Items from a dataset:
=== Begin Enclosure ===

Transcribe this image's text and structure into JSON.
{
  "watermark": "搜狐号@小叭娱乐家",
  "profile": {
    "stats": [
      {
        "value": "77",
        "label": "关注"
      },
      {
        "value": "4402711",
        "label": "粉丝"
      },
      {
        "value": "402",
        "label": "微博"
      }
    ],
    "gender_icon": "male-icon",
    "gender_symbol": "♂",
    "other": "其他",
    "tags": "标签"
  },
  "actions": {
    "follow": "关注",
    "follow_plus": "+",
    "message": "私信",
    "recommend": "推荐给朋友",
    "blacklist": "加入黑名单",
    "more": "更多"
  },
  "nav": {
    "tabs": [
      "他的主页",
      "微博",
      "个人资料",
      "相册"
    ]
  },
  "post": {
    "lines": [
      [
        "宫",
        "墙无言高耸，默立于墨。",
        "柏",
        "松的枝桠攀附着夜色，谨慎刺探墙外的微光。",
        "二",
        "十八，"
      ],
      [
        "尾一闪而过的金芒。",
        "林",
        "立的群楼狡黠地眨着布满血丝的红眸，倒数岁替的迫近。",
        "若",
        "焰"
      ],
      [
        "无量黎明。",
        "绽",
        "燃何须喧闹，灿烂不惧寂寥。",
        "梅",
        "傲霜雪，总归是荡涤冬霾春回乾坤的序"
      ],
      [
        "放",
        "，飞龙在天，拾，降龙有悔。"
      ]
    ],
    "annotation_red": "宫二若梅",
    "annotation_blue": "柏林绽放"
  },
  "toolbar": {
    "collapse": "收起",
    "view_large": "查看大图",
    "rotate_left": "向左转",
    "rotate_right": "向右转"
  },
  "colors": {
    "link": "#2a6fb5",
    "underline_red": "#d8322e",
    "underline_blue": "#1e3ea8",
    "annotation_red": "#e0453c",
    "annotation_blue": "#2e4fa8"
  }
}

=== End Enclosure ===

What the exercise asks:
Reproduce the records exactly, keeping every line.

Expected output:
Transcribe this image's text and structure into JSON.
{
  "watermark": "搜狐号@小叭娱乐家",
  "profile": {
    "stats": [
      {
        "value": "77",
        "label": "关注"
      },
      {
        "value": "4402711",
        "label": "粉丝"
      },
      {
        "value": "402",
        "label": "微博"
      }
    ],
    "gender_icon": "male-icon",
    "gender_symbol": "♂",
    "other": "其他",
    "tags": "标签"
  },
  "actions": {
    "follow": "关注",
    "follow_plus": "+",
    "message": "私信",
    "recommend": "推荐给朋友",
    "blacklist": "加入黑名单",
    "more": "更多"
  },
  "nav": {
    "tabs": [
      "他的主页",
      "微博",
      "个人资料",
      "相册"
    ]
  },
  "post": {
    "lines": [
      [
        "宫",
        "墙无言高耸，默立于墨。",
        "柏",
        "松的枝桠攀附着夜色，谨慎刺探墙外的微光。",
        "二",
        "十八，"
      ],
      [
        "尾一闪而过的金芒。",
        "林",
        "立的群楼狡黠地眨着布满血丝的红眸，倒数岁替的迫近。",
        "若",
        "焰"
      ],
      [
        "无量黎明。",
        "绽",
        "燃何须喧闹，灿烂不惧寂寥。",
        "梅",
        "傲霜雪，总归是荡涤冬霾春回乾坤的序"
      ],
      [
        "放",
        "，飞龙在天，拾，降龙有悔。"
      ]
    ],
    "annotation_red": "宫二若梅",
    "annotation_blue": "柏林绽放"
  },
  "toolbar": {
    "collapse": "收起",
    "view_large": "查看大图",
    "rotate_left": "向左转",
    "rotate_right": "向右转"
  },
  "colors": {
    "link": "#2a6fb5",
    "underline_red": "#d8322e",
    "underline_blue": "#1e3ea8",
    "annotation_red": "#e0453c",
    "annotation_blue": "#2e4fa8"
  }
}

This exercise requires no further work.